the case. Small unit at the extreme right is the low-power coherent beacon unit.
Fig. 2. Block diagrams detail functioning of telemetry (which transmits
"HI" as an identifier), coherent beacon for making Doppler shift measurements.
Four quarter-wave antennas are mounted on the sides of the OSCAR III package, one
for the translator input and one for the output, one for the telemetry transmitter, and
one for the coherent beacon. These antennas are made from a steel tape measure, and are
silver-plated. During launch, they will fold against the OSCAR III package, but when
OSCAR III separates from the launch vehicle to go its own way in orbit, each antenna
will snap erect.
The satellite package is made of magnesium-lithium alloy, the lightest commercially
available material obtainable, and covered with shiny aluminum foil tape to reflect the
heat of the sun. Black stripes are painted over the shiny aluminum to radiate heat away
from the package while it is in the shadow of the earth.
Power to operate the satellite is obtained from a large 18-volt battery. When it is
exhausted, the coherent beacon will begin to operate on power supplied by solar cells
(see Fig. 2) and a rechargeable battery.
Performance of OSCAR III. This, then, is OSCAR III. What can be done with it once
it is in orbit? As a communications relay satellite it should be able to relay signals
in excess of 2000 miles. This estimate is based on observations of the OSCAR I and OSCAR
II satellites. The translator will relay amateur AM, c.w., NBFM, RTTY, and slow-scan
TV signals equally well, and, because of this versatility, OSCAR III has been called
an amateur Telstar.
Besides its use as an orbiting relay station, many experiments can be performed with
OSCAR III. They can be divided into three categories - those requiring only a 2-meter
receiver and antenna, those requiring some test equipment in addition, and those requiring
an amateur radio operator's license.
Experiments in the first category can easily be performed by any SWL with a 2-meter
receiver. These experiments are to determine how long the satellite can be received on
a given orbital pass, to determine the battery voltage by measuring the time necessary
to send "HI" ten times, to write down any satellite-repeated amateur call-signs heard
for later identification, and to monitor the satellite frequencies when no signals are
expected in order to discover any unexpected propagation phenomena. These amateur satellite
experiments open up a whole new field for SWL's; reports could be of real value here.
The second experiment category requires an oscilloscope, a tape recorder, and a calibrated
audio oscillator. The experiments include obtaining data from the two temperature telemetry
channels, measuring Doppler shift, tape-recording slow-scan TV, high-speed RTTY or c.w.
signals, and making range measurements.
The third category of experiments requires a General Class amateur radio operator's
license.
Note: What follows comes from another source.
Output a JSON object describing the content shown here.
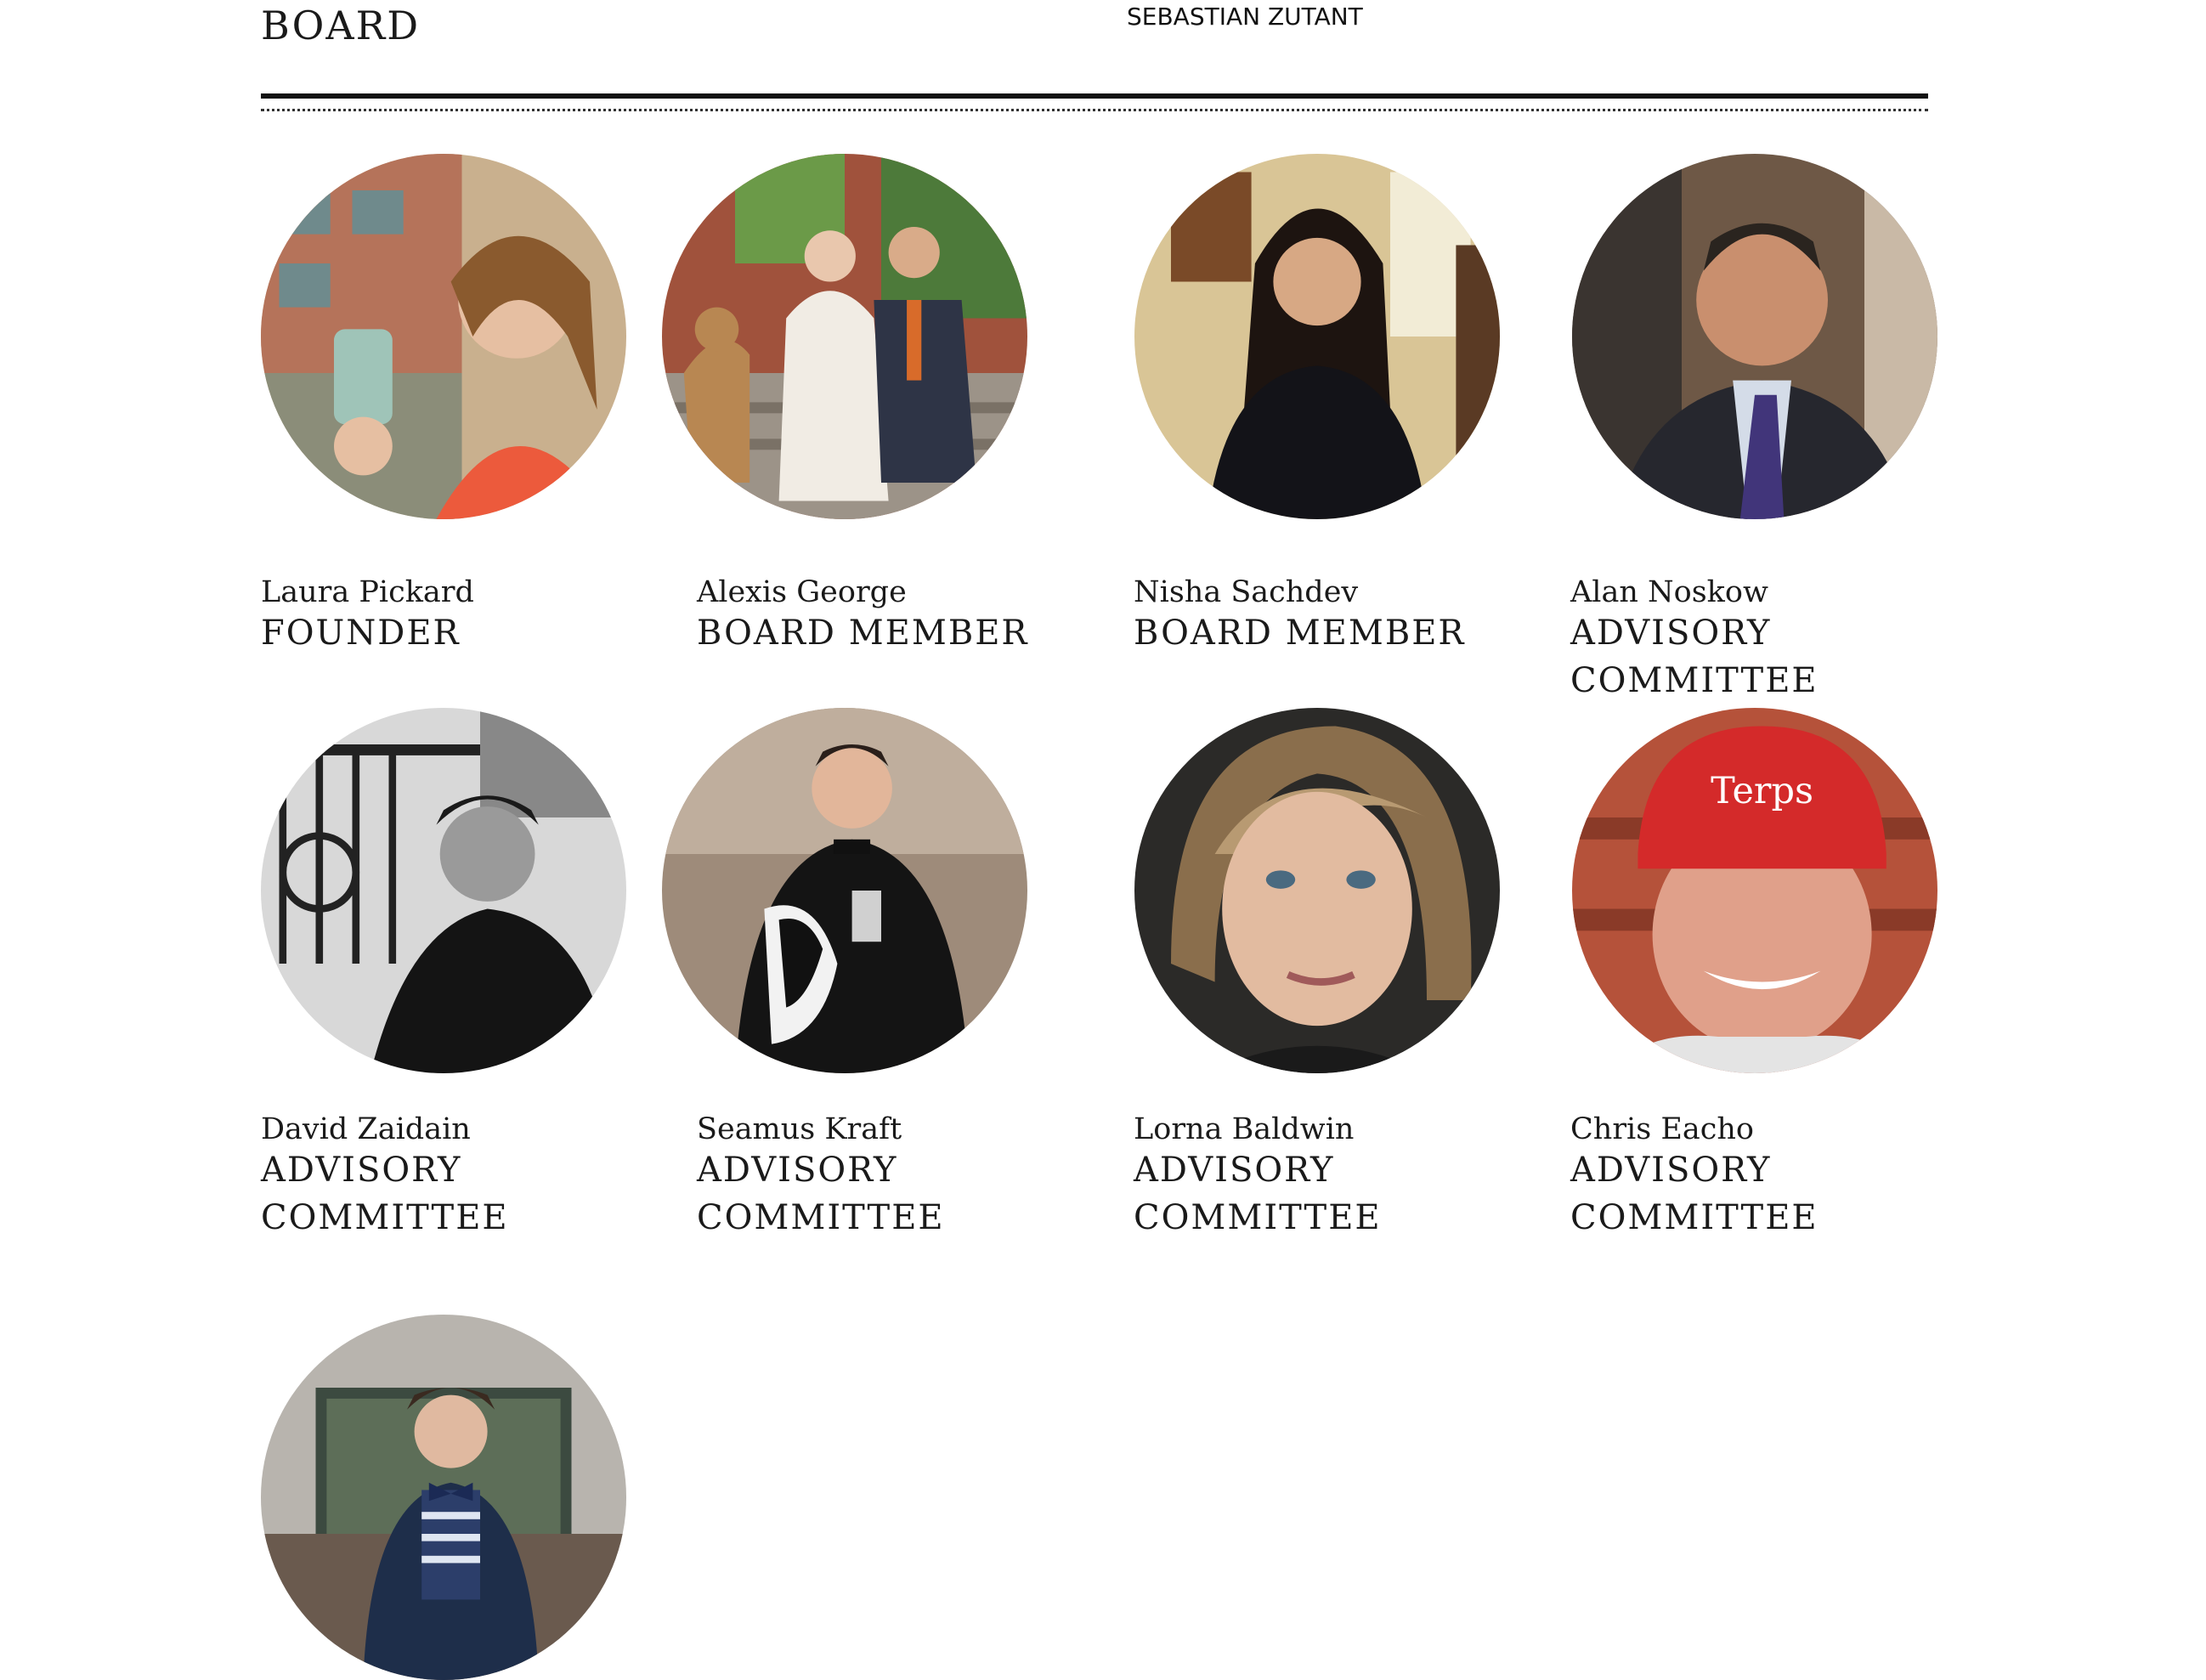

A few of the many possible experiments here are establishing scheduled communications
using the predictable reappearance of the satellite, making active range measurements,
and originating specialized communications signals, such as slow-scan TV, high-speed
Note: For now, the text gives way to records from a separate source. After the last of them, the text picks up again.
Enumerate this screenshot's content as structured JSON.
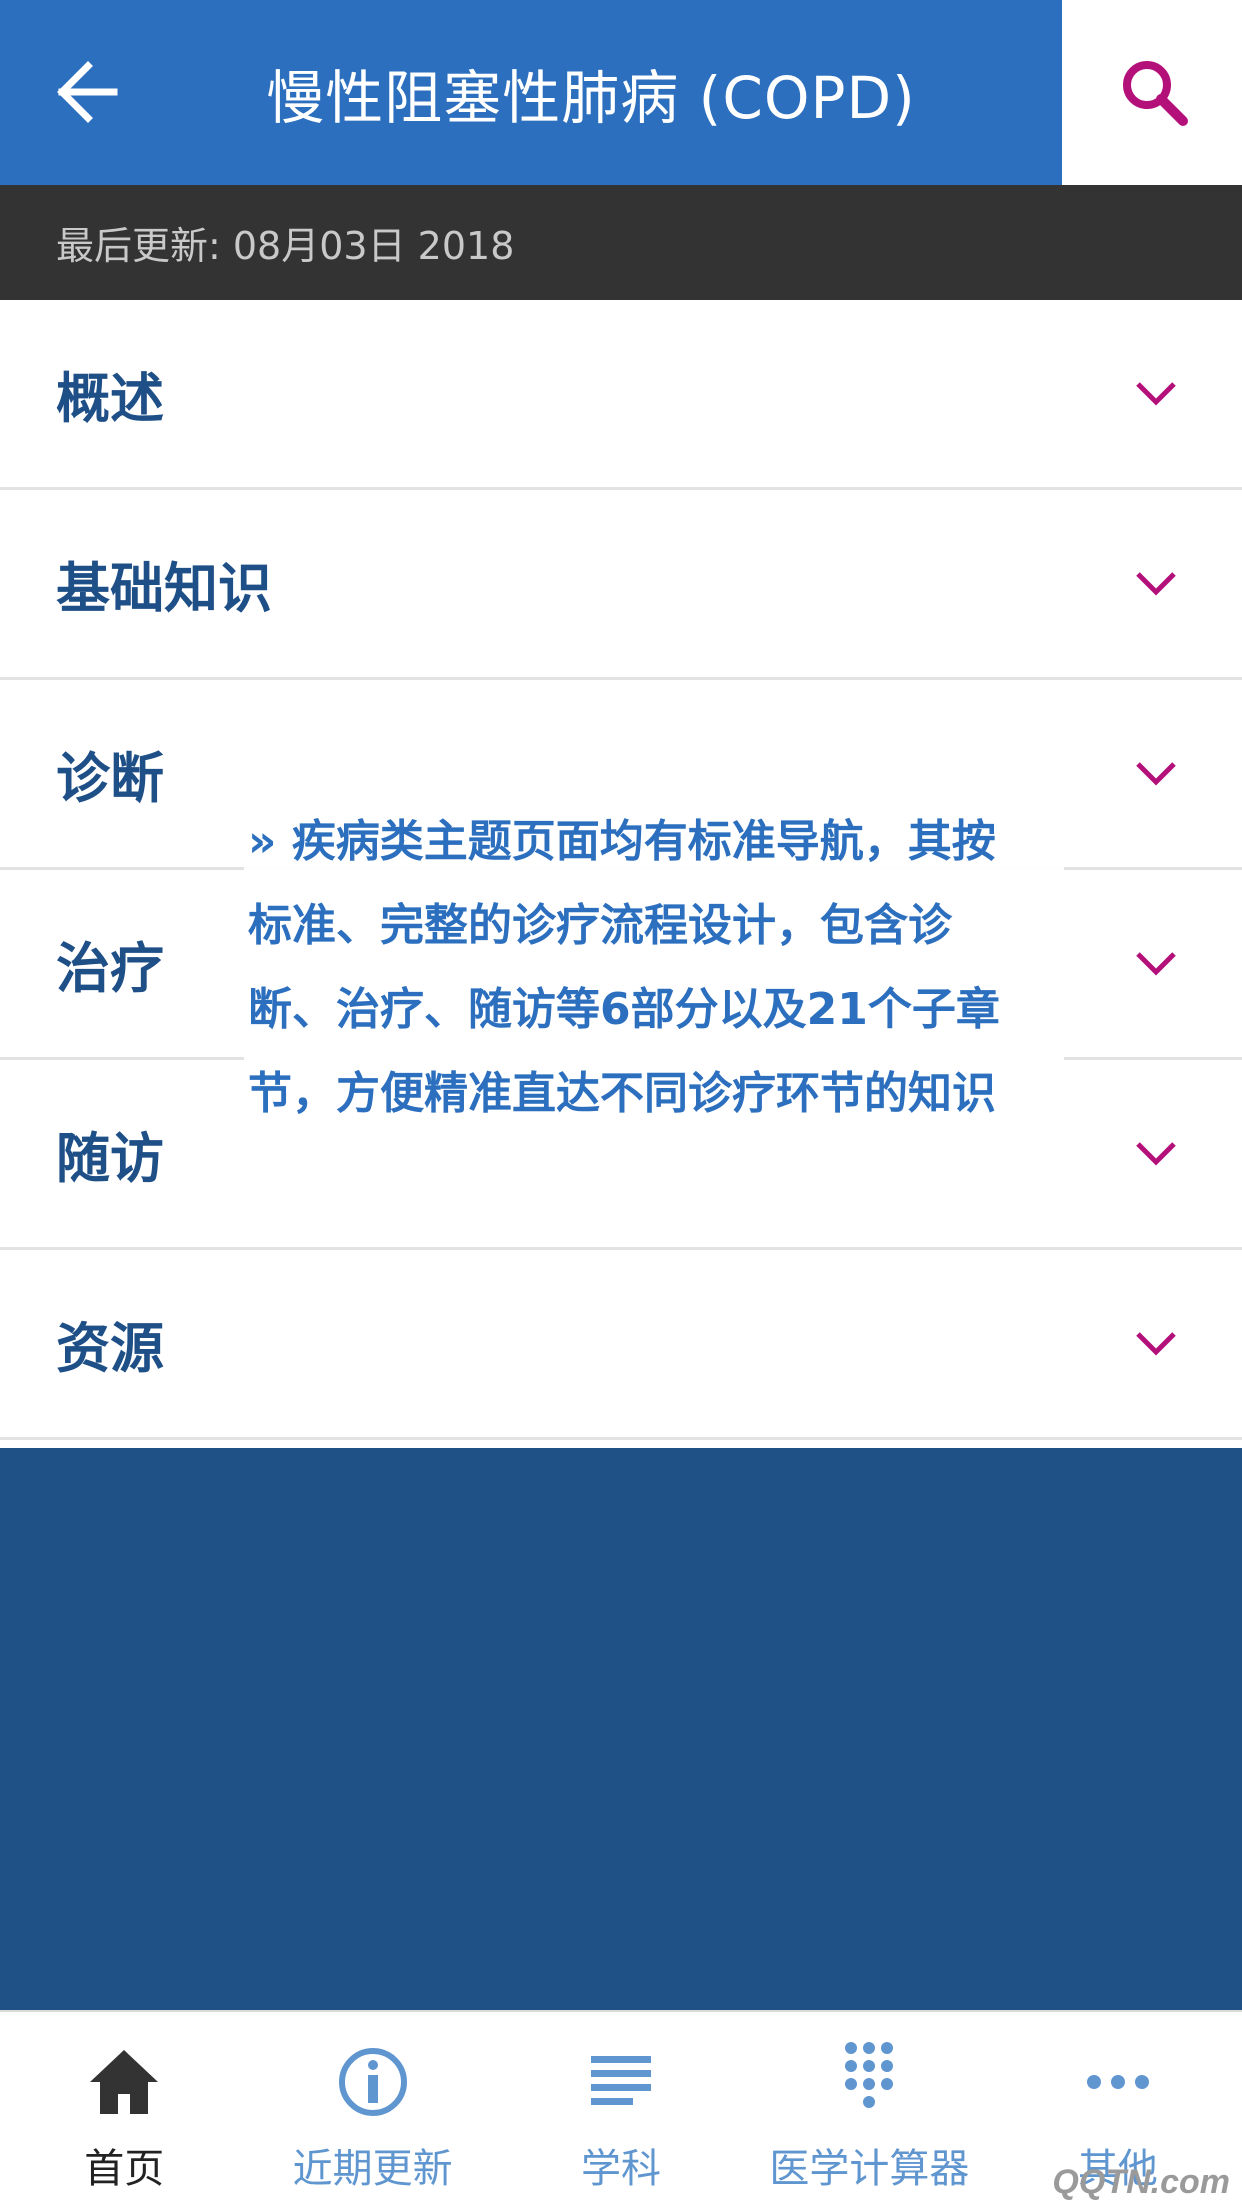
{
  "header": {
    "title": "慢性阻塞性肺病 (COPD)",
    "back_icon": "arrow-left-icon",
    "search_icon": "search-icon",
    "background_color": "#2c6fbe",
    "accent_color": "#b4107a"
  },
  "update_bar": {
    "text": "最后更新: 08月03日 2018"
  },
  "sections": [
    {
      "label": "概述"
    },
    {
      "label": "基础知识"
    },
    {
      "label": "诊断"
    },
    {
      "label": "治疗"
    },
    {
      "label": "随访"
    },
    {
      "label": "资源"
    }
  ],
  "callout": {
    "lines": [
      "» 疾病类主题页面均有标准导航，其按",
      "标准、完整的诊疗流程设计，包含诊",
      "断、治疗、随访等6部分以及21个子章",
      "节，方便精准直达不同诊疗环节的知识"
    ]
  },
  "bottom_nav": [
    {
      "label": "首页",
      "icon": "home-icon",
      "active": true
    },
    {
      "label": "近期更新",
      "icon": "info-icon",
      "active": false
    },
    {
      "label": "学科",
      "icon": "list-icon",
      "active": false
    },
    {
      "label": "医学计算器",
      "icon": "keypad-icon",
      "active": false
    },
    {
      "label": "其他",
      "icon": "more-icon",
      "active": false
    }
  ],
  "watermark": "QQTN.com"
}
RTTY, or high-speed c.w.
Future OSCAR's. Future OSCAR operations will depend somewhat on the results obtained
from OSCAR III, and on the degree of participation. Many ideas are currently being discussed
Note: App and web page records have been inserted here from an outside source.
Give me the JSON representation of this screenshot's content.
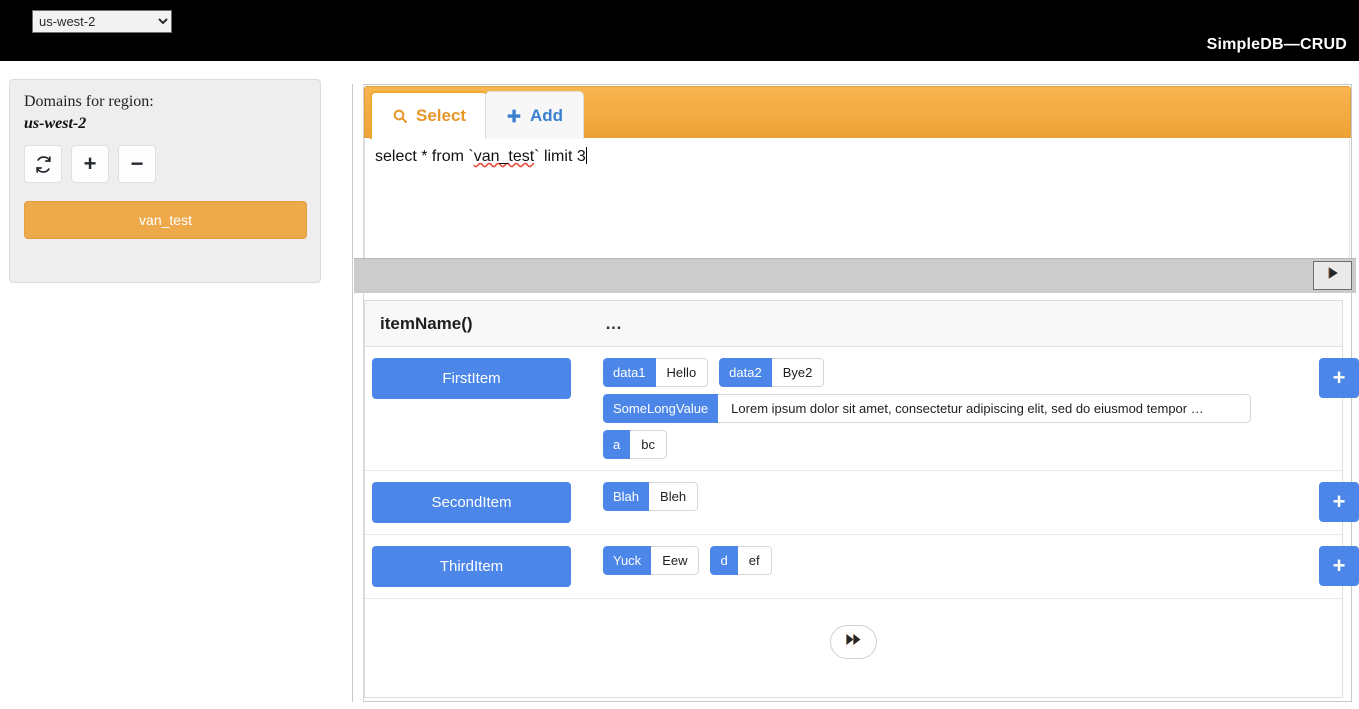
{
  "topbar": {
    "region_value": "us-west-2",
    "region_options": [
      "us-west-2"
    ],
    "app_title": "SimpleDB—CRUD"
  },
  "sidebar": {
    "title": "Domains for region:",
    "region": "us-west-2",
    "actions": [
      {
        "name": "refresh",
        "label": "↻"
      },
      {
        "name": "add",
        "label": "+"
      },
      {
        "name": "remove",
        "label": "−"
      }
    ],
    "domains": [
      "van_test"
    ]
  },
  "tabs": [
    {
      "label": "Select",
      "icon": "search-icon",
      "active": true
    },
    {
      "label": "Add",
      "icon": "plus-icon",
      "active": false
    }
  ],
  "editor": {
    "query_prefix": "select * from `",
    "query_domain": "van_test",
    "query_suffix": "` limit 3",
    "run_label": "▶"
  },
  "results": {
    "header": {
      "item_col": "itemName()",
      "attrs_col": "…"
    },
    "add_attr_label": "+",
    "more_label": "⏭",
    "rows": [
      {
        "item": "FirstItem",
        "attr_lines": [
          [
            {
              "key": "data1",
              "value": "Hello",
              "wide": false
            },
            {
              "key": "data2",
              "value": "Bye2",
              "wide": false
            }
          ],
          [
            {
              "key": "SomeLongValue",
              "value": "Lorem ipsum dolor sit amet, consectetur adipiscing elit, sed do eiusmod tempor …",
              "wide": true
            }
          ],
          [
            {
              "key": "a",
              "value": "bc",
              "wide": false
            }
          ]
        ]
      },
      {
        "item": "SecondItem",
        "attr_lines": [
          [
            {
              "key": "Blah",
              "value": "Bleh",
              "wide": false
            }
          ]
        ]
      },
      {
        "item": "ThirdItem",
        "attr_lines": [
          [
            {
              "key": "Yuck",
              "value": "Eew",
              "wide": false
            },
            {
              "key": "d",
              "value": "ef",
              "wide": false
            }
          ]
        ]
      }
    ]
  },
  "colors": {
    "accent_orange": "#eda94a",
    "accent_blue": "#4b86e8",
    "topbar_bg": "#000000",
    "sidebar_bg": "#eeeeee"
  }
}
for possible inclusion in future satellites, such as a wider pass-band, more telemetry
channels, operation on other bands, and the use of solar cells to increase satellite
More advanced ideas include communication between two satellites to increase the range
of relayed signals, an ionospheric penetration sounder operating in the 80-meter ham
band, and some means for detecting whistlers, naturally-occurring very-low-frequency
signals that are not completely understood.
Whether you intend to take an active part in one of the experiments outlined in the
preceding paragraphs, or just listen, a report of your observations would be appreciated.
Project OSCAR headquarters is located at Foothill College, Los Altos Hills, Calif. The
Project OSCAR program is the only space effort in which direct participation by amateur
and many professional scientists, both here and abroad, will be possible for some time
to come. We hope you will make use of it.
Posted March 5, 2018